**Work request**
For every line in the entries that contains "rest", show the whole line.

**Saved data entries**
+ + + + + + +

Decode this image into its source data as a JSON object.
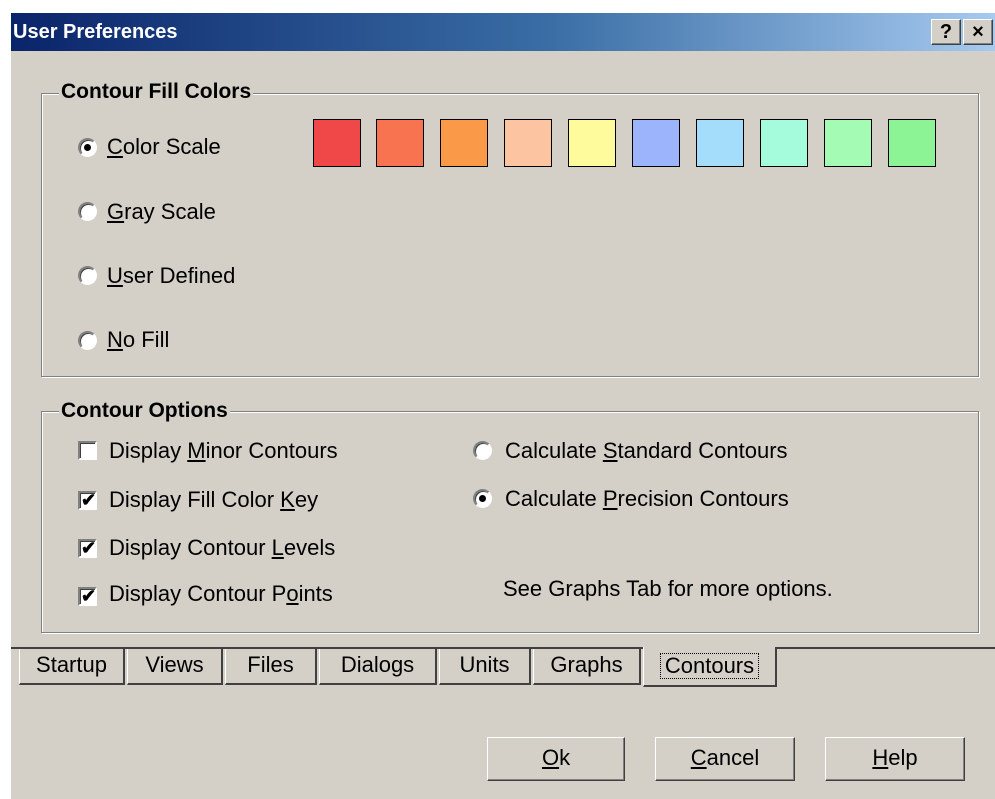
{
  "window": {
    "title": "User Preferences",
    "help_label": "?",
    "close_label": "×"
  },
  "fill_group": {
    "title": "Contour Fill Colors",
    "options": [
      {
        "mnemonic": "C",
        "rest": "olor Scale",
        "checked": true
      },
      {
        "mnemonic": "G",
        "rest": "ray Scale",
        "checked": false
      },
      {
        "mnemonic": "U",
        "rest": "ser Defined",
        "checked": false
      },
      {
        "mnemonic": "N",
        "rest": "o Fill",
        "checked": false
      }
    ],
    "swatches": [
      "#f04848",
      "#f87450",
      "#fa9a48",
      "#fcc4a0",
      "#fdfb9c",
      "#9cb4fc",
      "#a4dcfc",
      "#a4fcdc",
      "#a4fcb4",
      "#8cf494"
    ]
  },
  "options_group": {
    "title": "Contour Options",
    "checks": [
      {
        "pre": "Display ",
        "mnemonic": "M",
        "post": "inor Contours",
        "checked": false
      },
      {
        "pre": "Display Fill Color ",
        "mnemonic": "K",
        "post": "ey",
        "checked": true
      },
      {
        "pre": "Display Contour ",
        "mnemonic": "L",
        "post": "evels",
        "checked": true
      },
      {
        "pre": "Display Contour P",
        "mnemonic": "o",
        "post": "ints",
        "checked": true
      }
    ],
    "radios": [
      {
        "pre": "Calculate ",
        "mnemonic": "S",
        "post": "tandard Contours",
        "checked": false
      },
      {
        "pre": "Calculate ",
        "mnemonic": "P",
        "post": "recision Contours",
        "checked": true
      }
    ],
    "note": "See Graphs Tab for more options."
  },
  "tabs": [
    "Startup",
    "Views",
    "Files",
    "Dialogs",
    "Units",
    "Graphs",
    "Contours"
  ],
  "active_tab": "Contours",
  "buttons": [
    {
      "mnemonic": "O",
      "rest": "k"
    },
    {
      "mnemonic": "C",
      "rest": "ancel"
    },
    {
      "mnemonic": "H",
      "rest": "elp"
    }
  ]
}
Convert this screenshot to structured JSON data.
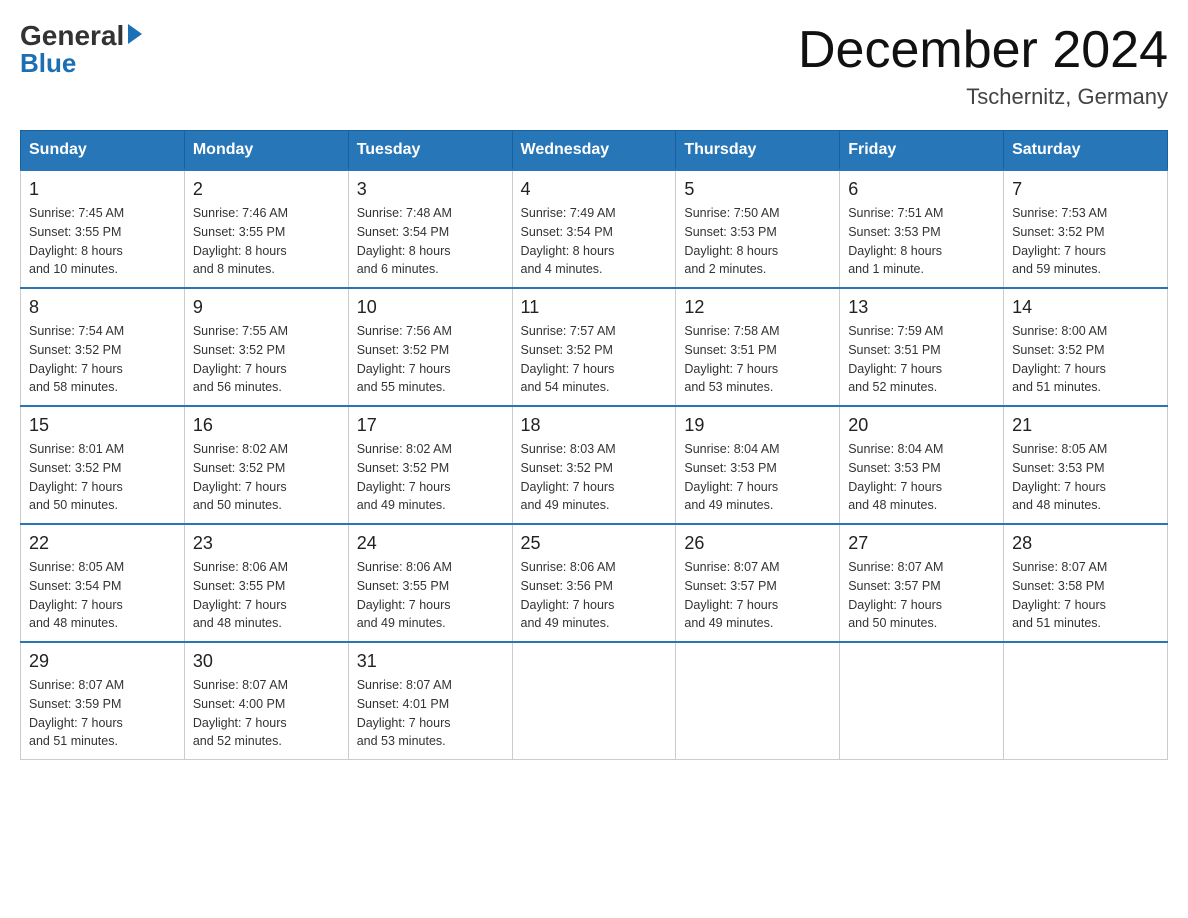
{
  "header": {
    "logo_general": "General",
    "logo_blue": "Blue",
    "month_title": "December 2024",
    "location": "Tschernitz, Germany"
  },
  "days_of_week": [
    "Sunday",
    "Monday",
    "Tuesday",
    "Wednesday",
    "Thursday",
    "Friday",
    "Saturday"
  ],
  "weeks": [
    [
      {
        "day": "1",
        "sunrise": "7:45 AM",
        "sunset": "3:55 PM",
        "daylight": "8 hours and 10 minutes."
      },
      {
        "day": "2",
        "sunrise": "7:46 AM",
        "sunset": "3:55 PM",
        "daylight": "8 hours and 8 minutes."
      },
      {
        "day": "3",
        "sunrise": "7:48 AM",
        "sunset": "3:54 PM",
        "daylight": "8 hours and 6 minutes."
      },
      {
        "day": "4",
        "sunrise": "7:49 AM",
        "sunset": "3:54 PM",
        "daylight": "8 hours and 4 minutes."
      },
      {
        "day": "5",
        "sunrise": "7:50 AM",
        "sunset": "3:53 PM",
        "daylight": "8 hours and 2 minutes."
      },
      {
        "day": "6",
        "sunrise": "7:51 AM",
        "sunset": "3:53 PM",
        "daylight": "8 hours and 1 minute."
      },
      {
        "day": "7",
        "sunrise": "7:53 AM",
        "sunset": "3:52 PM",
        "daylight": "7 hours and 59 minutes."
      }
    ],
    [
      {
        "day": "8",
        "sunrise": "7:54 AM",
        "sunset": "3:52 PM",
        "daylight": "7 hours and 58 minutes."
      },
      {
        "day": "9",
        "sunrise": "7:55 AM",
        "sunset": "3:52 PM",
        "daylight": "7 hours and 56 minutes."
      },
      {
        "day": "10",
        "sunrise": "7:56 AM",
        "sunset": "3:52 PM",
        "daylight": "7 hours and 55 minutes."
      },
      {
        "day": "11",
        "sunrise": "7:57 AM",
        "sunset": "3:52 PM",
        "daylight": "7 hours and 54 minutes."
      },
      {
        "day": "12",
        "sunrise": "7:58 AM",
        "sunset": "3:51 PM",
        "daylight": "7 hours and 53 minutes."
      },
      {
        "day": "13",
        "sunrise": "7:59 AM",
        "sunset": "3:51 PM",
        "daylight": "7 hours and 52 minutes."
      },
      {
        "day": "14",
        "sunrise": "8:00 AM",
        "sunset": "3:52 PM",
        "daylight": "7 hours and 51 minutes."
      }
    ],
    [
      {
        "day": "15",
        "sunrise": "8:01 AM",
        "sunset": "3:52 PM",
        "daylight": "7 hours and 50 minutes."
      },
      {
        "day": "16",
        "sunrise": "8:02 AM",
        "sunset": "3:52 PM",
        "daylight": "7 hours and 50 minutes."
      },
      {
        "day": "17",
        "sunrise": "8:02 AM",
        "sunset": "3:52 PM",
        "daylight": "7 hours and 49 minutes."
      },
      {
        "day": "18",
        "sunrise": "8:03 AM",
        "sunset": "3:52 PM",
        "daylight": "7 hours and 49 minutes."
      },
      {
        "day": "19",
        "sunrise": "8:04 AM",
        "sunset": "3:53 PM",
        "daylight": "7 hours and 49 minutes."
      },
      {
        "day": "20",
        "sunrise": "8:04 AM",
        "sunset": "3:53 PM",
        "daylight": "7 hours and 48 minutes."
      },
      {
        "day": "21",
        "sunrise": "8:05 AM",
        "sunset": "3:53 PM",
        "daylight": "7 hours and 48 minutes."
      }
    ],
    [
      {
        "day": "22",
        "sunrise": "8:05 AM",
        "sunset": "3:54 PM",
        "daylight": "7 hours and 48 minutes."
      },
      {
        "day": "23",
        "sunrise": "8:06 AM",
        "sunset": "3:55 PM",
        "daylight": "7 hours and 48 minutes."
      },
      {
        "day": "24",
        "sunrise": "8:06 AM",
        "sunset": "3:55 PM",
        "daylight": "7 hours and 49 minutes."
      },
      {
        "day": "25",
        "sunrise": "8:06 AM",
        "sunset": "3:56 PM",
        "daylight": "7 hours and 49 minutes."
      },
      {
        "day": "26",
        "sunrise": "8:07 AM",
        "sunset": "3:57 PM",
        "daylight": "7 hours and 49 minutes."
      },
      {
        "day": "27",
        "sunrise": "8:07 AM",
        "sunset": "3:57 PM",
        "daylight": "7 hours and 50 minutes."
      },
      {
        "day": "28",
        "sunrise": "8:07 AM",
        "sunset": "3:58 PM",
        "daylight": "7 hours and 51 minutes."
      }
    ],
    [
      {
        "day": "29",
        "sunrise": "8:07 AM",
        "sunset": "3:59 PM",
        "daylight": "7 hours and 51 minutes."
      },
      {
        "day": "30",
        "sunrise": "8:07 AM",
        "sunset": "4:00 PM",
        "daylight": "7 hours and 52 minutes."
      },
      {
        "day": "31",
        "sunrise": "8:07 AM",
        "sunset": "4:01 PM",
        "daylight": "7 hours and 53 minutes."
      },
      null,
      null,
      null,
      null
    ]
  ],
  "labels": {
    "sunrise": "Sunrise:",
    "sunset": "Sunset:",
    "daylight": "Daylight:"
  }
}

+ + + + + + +

**Problem solution**
        "rest": "olor Scale",
        "rest": "ray Scale",
        "rest": "ser Defined",
        "rest": "o Fill",
      "rest": "k"
      "rest": "ancel"
      "rest": "elp"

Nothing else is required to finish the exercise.